Image vs Container

  • image = base “box”
  • container = “writeable / instance” of an image

Image vs Container (SO)

Docker Terminology 1

  • Docker Containers: Small user-level virtualization (isolation) that helps you install, build and run your code/workflow. All the code would be continuosly running in these containers.
  • Docker Images: An image is an inert, immutable, file that’s essentially a snapshot of a container. These are your actual committed containers (ones that have the process running, data stored, ports exposed to be used). Docker images are essentially the stored instances that you can (actually move around).
  • Dockerfile: It is a YAML (almost) based file from which Docker creates an image. It can be thought of as an automated script that has all the steps you want to execute.

Dockerfile 2

  • A Dockerfile contains the info for the container. "A Dockerfile is where you write the instructions to build a Docker image."
  • This Dockerfile is used to build the image. "Once you’ve got your Dockerfile set up, you can use the docker build command to build an image from it."

Volumes are the “data” part of a container, initialized when a container is created.

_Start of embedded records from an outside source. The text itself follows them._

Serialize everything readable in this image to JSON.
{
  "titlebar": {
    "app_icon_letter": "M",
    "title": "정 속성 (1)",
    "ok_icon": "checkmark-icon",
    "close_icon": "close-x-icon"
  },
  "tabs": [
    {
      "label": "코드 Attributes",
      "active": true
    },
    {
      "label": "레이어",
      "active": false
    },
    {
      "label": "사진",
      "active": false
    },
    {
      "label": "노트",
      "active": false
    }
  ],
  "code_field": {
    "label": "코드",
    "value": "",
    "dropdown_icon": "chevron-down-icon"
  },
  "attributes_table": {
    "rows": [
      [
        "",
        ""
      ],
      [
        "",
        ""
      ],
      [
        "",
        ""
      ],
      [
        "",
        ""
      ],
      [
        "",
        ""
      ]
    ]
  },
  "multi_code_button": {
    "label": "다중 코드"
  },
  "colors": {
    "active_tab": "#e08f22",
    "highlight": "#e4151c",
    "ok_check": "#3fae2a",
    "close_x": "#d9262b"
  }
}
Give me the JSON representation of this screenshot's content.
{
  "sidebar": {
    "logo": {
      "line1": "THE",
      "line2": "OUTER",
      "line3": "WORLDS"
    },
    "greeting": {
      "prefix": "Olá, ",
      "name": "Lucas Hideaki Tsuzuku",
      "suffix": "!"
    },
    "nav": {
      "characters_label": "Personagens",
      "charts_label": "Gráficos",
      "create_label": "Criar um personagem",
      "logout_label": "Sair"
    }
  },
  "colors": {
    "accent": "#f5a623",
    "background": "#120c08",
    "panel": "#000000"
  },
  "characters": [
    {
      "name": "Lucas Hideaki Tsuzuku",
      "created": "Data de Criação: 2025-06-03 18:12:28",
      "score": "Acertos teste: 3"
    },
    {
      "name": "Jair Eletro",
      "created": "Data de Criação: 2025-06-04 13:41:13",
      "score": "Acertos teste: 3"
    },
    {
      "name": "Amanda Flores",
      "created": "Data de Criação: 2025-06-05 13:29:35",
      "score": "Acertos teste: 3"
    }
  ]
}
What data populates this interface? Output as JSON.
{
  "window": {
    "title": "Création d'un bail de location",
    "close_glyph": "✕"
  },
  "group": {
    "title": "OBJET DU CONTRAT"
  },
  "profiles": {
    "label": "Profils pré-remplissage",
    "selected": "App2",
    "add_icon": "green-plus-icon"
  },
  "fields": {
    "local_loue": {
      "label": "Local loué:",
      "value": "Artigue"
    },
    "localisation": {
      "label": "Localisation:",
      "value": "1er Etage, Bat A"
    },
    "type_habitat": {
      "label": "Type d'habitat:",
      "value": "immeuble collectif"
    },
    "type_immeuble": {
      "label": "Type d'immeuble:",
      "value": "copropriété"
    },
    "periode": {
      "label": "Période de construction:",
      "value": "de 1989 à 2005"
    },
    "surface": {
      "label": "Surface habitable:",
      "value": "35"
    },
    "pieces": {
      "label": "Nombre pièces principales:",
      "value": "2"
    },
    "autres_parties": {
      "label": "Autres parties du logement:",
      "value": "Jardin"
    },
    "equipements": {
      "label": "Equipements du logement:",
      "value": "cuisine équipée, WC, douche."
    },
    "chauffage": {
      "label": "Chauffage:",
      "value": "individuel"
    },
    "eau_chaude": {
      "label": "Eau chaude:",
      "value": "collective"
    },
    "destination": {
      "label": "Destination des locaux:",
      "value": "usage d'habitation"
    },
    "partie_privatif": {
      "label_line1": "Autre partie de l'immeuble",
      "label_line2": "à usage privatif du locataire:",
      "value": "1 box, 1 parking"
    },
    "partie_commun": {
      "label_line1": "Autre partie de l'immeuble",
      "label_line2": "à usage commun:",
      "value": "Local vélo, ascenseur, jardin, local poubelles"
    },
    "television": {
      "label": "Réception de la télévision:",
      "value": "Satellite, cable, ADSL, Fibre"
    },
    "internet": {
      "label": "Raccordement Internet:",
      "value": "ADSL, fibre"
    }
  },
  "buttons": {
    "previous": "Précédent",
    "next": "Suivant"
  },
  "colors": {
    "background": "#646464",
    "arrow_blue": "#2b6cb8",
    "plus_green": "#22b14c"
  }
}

Volumes allow you to persist and share a container’s data. Data volumes are separate from the default Union File System and exist as normal directories and files on the host filesystem. So, even if you destroy, update, or rebuild your container, the data volumes will remain untouched. When you want to update a volume, you make changes to it directly. (As an added bonus, data volumes can be shared and reused among multiple containers, which is pretty neat.)

Creating a container is Docker is done with the run command followed by, amongst other things, a command to run within the container. There can be only one CMD command. It’s the philosophy of docker — one process per container.

Pollution: Uwanted Images & Containers

  • Everytime a container is spun up and then exited, it remains in the list of containers, but in an "Exited" state.
  • To remove unwanted containers, run 'docker rm [container-id]' 3
  • To get the container-id run docker ps -a and the list starts with each container's id.